“I’m Not Saying” does deliver that big rock chorus, with Buckland’s vocals breaking into a twangy wail that might set off the goosebumps the first time through, but it’s offset with a pulled-back and quiet pre-chorus, finished off by a lilting Natalie Merchant kind of thing, and sort of inexplicably features a saxophone accompaniment.
And “October” and “How Fast, How Far” both feature ramp-ups or key changes in the chorus or post-chorus that mess with expectations just enough to catch your attention if you happen to have the record on while playing Catan or something (it’s great for that).
For someone raised in the structured and simple world of folk and bluegrass, it’s very much intentional.
“What was exciting to Adam was expanding the boundaries of what you could do with these songs,” Buckland said of their collaboration. “With these key changes and chord changes, we didn’t just want this to sound like an Americana pop record – we were trying to flip some of those norms. … But with each of those choices, I think the listener can find a connection to the emotional or lyrical idea that connects to that choice. We were never trying to just be weird for the sake of it.”
That ability to swerve from Patty Griffin to War on Drugs to Don Henley, though, is what makes the record, and what makes it more interesting with repeated listens. It gets the mind going, too, for what might happen when Buckland picks up the fiddle again.
Sam Pfeifle can be reached at [email protected].
2 weeks, 5 songs
• Amy Allen, “End of a Dark Age” — Seemingly determined not to satisfy those of us desperate for a full-length record, Allen continues to release poignant, beautifully crafted singles.

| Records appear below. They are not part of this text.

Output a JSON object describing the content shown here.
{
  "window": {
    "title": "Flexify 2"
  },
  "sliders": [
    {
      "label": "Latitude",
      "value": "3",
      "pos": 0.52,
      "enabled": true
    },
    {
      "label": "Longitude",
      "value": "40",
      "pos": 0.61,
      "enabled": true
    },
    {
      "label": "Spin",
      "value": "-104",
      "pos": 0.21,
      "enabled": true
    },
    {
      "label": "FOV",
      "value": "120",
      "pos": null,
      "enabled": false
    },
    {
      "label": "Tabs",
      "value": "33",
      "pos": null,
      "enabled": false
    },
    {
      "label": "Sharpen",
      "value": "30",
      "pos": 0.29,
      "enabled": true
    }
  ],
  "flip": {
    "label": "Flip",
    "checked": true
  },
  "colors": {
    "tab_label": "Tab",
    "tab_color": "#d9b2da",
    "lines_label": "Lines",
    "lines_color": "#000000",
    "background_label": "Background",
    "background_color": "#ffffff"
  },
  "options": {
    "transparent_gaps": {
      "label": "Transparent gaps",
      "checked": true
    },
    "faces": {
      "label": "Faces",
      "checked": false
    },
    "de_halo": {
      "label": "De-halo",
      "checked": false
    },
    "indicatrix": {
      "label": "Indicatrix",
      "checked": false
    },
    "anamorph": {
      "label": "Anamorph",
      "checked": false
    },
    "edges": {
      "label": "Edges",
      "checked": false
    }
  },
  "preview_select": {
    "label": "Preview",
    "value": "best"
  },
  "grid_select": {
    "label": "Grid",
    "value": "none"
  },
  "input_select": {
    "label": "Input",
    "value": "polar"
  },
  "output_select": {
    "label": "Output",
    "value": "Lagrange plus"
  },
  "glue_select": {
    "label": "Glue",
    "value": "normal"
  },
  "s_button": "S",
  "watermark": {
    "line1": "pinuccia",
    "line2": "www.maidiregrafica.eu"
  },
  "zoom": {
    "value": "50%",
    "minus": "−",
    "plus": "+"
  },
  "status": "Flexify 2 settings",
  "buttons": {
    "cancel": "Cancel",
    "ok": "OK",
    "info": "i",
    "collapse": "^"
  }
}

This piece will break you down, Allen intimate in the vocals: “Feast on me tonight.”
• Sons of Alfond, “Better with a Beer” — Scoring 10 points for the “Friday Night Lights” reference right out of the gate, this is stock-in-trade contemporary country, twanged vocals, and a celebration of outdoor, lubricated culture.
• Dead Ensign, “No One Knows How to Do Si Do (Sad Inside)” — Aggressively opaque about who they actually are, this is some of the weirdest and inviting stuff to come across the desk in a while, a mash-up of electronic beats, Cylon vocals, and spoken word, as part of the full-length “What Else Is There To Do,” which is very much worth your 17 minutes.

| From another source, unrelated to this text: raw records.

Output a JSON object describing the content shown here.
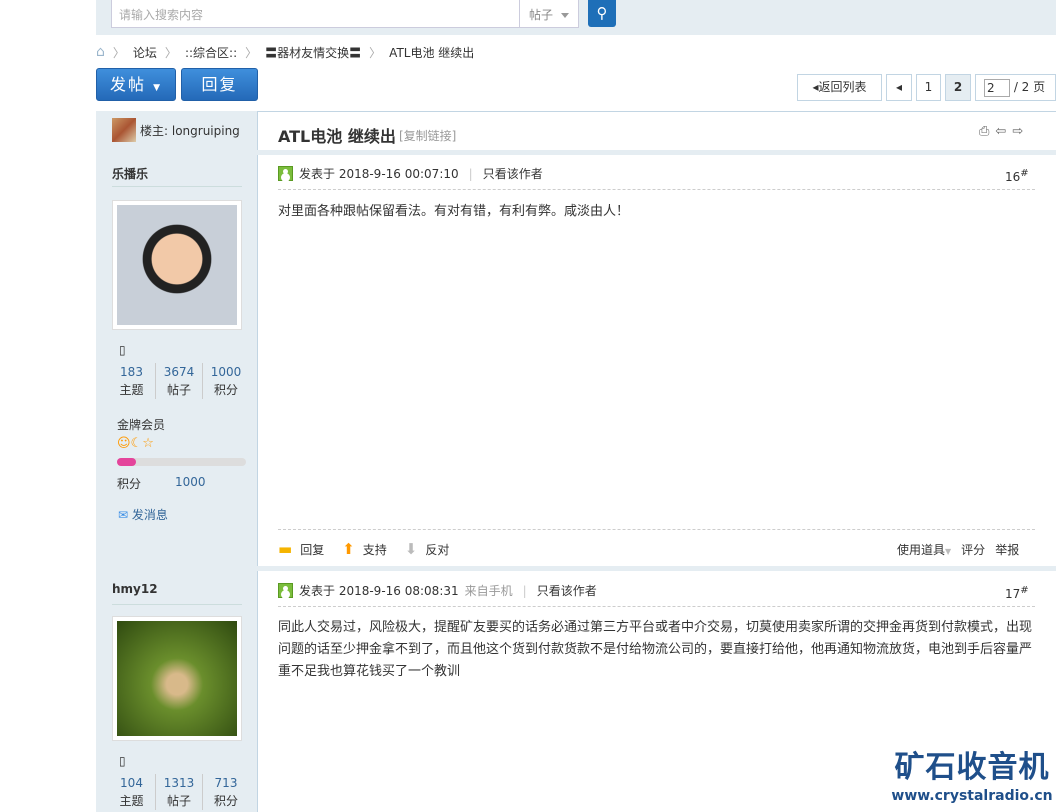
{
  "search": {
    "placeholder": "请输入搜索内容",
    "type": "帖子"
  },
  "breadcrumb": [
    "论坛",
    "::综合区::",
    "〓器材友情交换〓",
    "ATL电池 继续出"
  ],
  "toolbar": {
    "post": "发帖",
    "reply": "回复"
  },
  "pager": {
    "back": "返回列表",
    "pages": [
      "1",
      "2"
    ],
    "current": "2",
    "total": "/ 2 页"
  },
  "thread": {
    "starter": "楼主: longruiping",
    "title": "ATL电池 继续出",
    "copy": "[复制链接]"
  },
  "posts": [
    {
      "author": "乐播乐",
      "stats": [
        {
          "n": "183",
          "l": "主题"
        },
        {
          "n": "3674",
          "l": "帖子"
        },
        {
          "n": "1000",
          "l": "积分"
        }
      ],
      "rank": "金牌会员",
      "progress": 0.15,
      "score_label": "积分",
      "score": "1000",
      "msg": "发消息",
      "time": "发表于 2018-9-16 00:07:10",
      "mobile": "",
      "only": "只看该作者",
      "floor": "16",
      "sup": "#",
      "text": "对里面各种跟帖保留看法。有对有错，有利有弊。咸淡由人！",
      "actions": {
        "reply": "回复",
        "support": "支持",
        "oppose": "反对",
        "tools": "使用道具",
        "rate": "评分",
        "report": "举报"
      }
    },
    {
      "author": "hmy12",
      "stats": [
        {
          "n": "104",
          "l": "主题"
        },
        {
          "n": "1313",
          "l": "帖子"
        },
        {
          "n": "713",
          "l": "积分"
        }
      ],
      "time": "发表于 2018-9-16 08:08:31",
      "mobile": "来自手机",
      "only": "只看该作者",
      "floor": "17",
      "sup": "#",
      "text": "同此人交易过，风险极大，提醒矿友要买的话务必通过第三方平台或者中介交易，切莫使用卖家所谓的交押金再货到付款模式，出现问题的话至少押金拿不到了，而且他这个货到付款货款不是付给物流公司的，要直接打给他，他再通知物流放货，电池到手后容量严重不足我也算花钱买了一个教训"
    }
  ],
  "watermark": {
    "title": "矿石收音机",
    "url": "www.crystalradio.cn"
  }
}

• Plague Dad, “They Ran Us Off” — Aggressive acoustic, like early Uncle Tupelo with fewer members, this is the first single off an upcoming full-length recorded at Sun Tiki, lo-fi and accessible.
• Friendship Yams, “Porter Brewstead” — From their “Unearthing the Course” EP on Portland’s Sizz Records, this is like an early Talking Heads outtake, with Casio keys and Byrne-like vocals.
— Sam Pfeifle